This latest call comes following heavy criticism from the international community and Saturday’s summoning of Venezuela’s Ambassador to Guyana.

According to the Agence French-Presse, Maduro speaking on his weekly radio program said there is only one solution here and that is to resume dialogue, face to face, directly.

Directed to President Irfaan Ali, Maduro was quoted as saying, “I am ready to meet with you quickly, at the location of our choice in the Caribbean, to resume peace negotiations and put an end to these threats.”

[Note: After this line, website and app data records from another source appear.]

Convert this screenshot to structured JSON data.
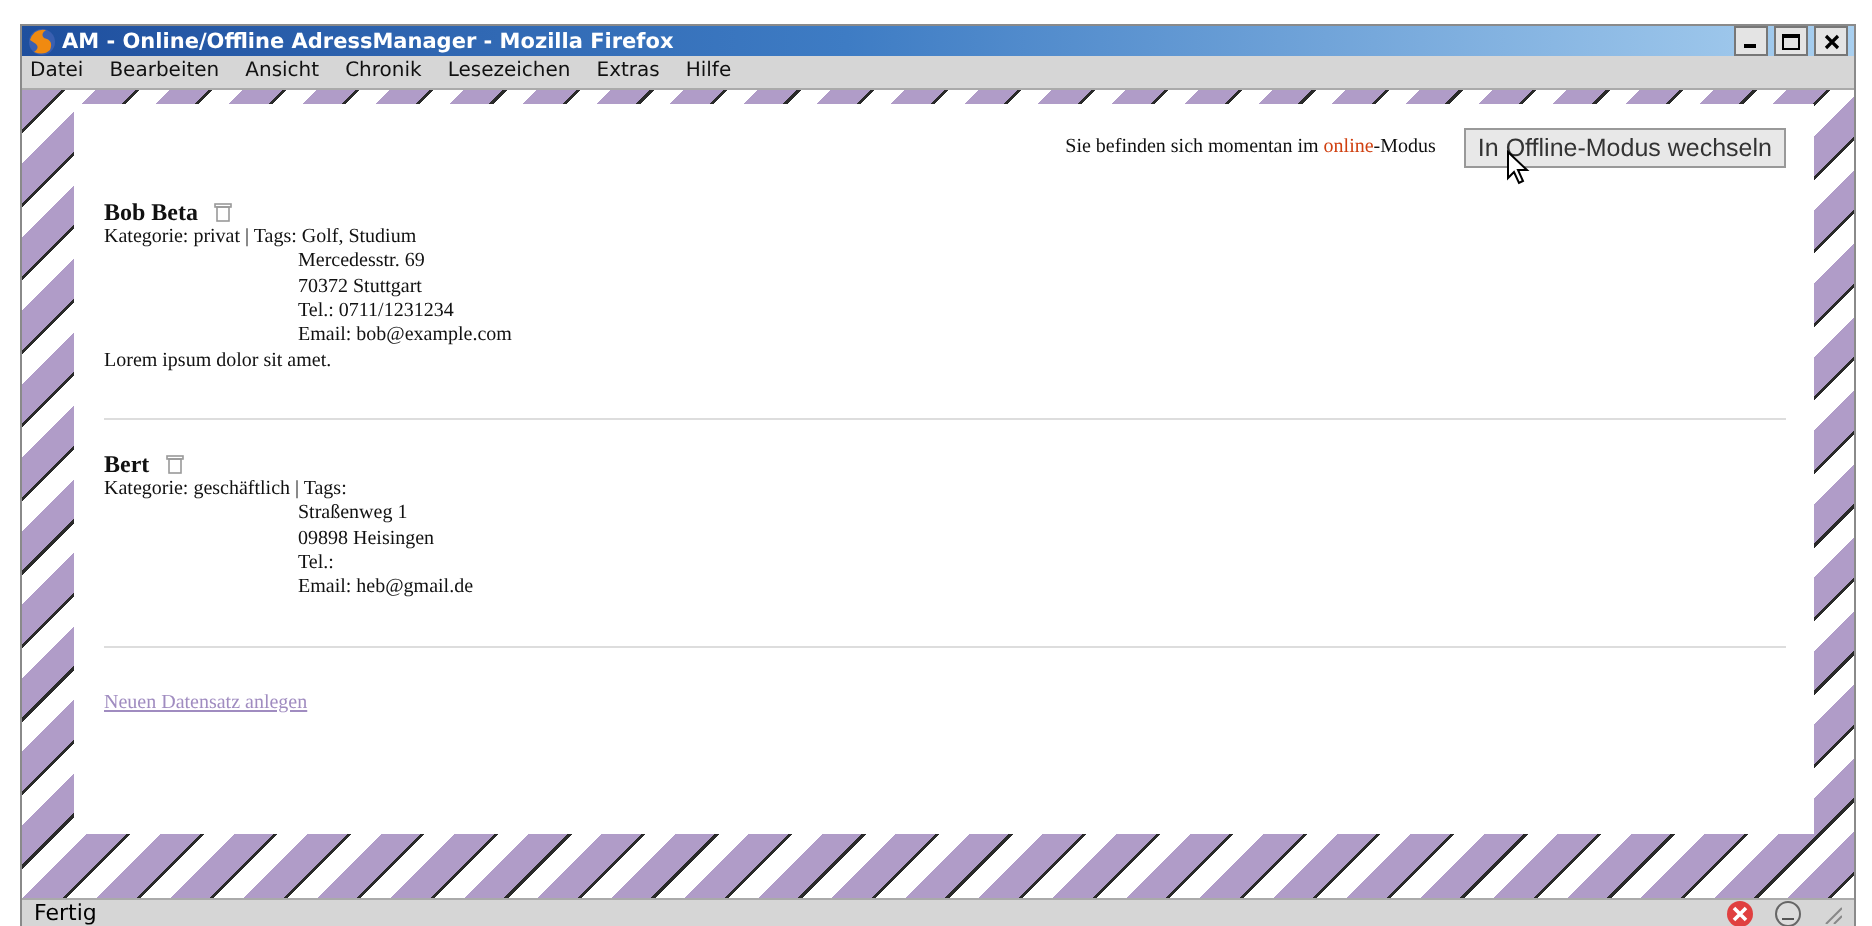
{
  "window": {
    "title": "AM - Online/Offline AdressManager - Mozilla Firefox"
  },
  "menu": [
    "Datei",
    "Bearbeiten",
    "Ansicht",
    "Chronik",
    "Lesezeichen",
    "Extras",
    "Hilfe"
  ],
  "mode_status": {
    "prefix": "Sie befinden sich momentan im",
    "mode": "online",
    "suffix": "-Modus",
    "button": "In Offline-Modus wechseln"
  },
  "contacts": [
    {
      "name": "Bob Beta",
      "meta": "Kategorie: privat | Tags: Golf, Studium",
      "address": [
        "Mercedesstr. 69",
        "70372 Stuttgart",
        "Tel.: 0711/1231234",
        "Email: bob@example.com"
      ],
      "note": "Lorem ipsum dolor sit amet."
    },
    {
      "name": "Bert",
      "meta": "Kategorie: geschäftlich | Tags:",
      "address": [
        "Straßenweg 1",
        "09898 Heisingen",
        "Tel.:",
        "Email: heb@gmail.de"
      ]
    }
  ],
  "new_record_link": "Neuen Datensatz anlegen",
  "status_bar": {
    "text": "Fertig"
  }
}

Recently, President Ali rebuffed statements coming from the Maduro Administration which said the Guyana government does not have sovereign rights over the maritime areas and consequently any action within their limits is in violation of International Law, as long as they are not carried out through an agreement with Venezuela.
The Venezuelan government went on to say that any illicit and arbitrary concession that Guyana grants, has granted or intends to grant in the area in question is unacceptable and violates its sovereign rights.

On Saturday, Venezuela’s Ambassador to Guyana Carlos Silva was summoned to a meeting with the Attorney General – Anil Nandalall, who is performing the functions of Foreign Affairs Minister as Minister Todd is on travel duties.

During the meeting, Ambassador Silva was given a protest note over his country’s latest claim to Guyana’s Essequibo region.

Further, in a statement on Saturday, the Government through the Foreign Affairs Ministry said it noted with deep concern the decision of the Venezuelan National Assembly to conduct a referendum on defending Venezuela’s spurious claims to Guyana Essequibo. ‘

The statement said that Guyana is of the view that this has the potential to foment tension between the two states. Guyana considers that the only appropriate forum for Venezuela to raise its territorial claim, consistent with the rule of international law and the preservation of peace and security, is the International Court of Justice in The Hague which has already determined, twice, that it has jurisdiction to resolve the competing claims of Venezuela and Guyana to the territory in question. Resolution by the Court assures both Parties of a final, binding, and permanent settlement that is equitable, just and consistent with international law.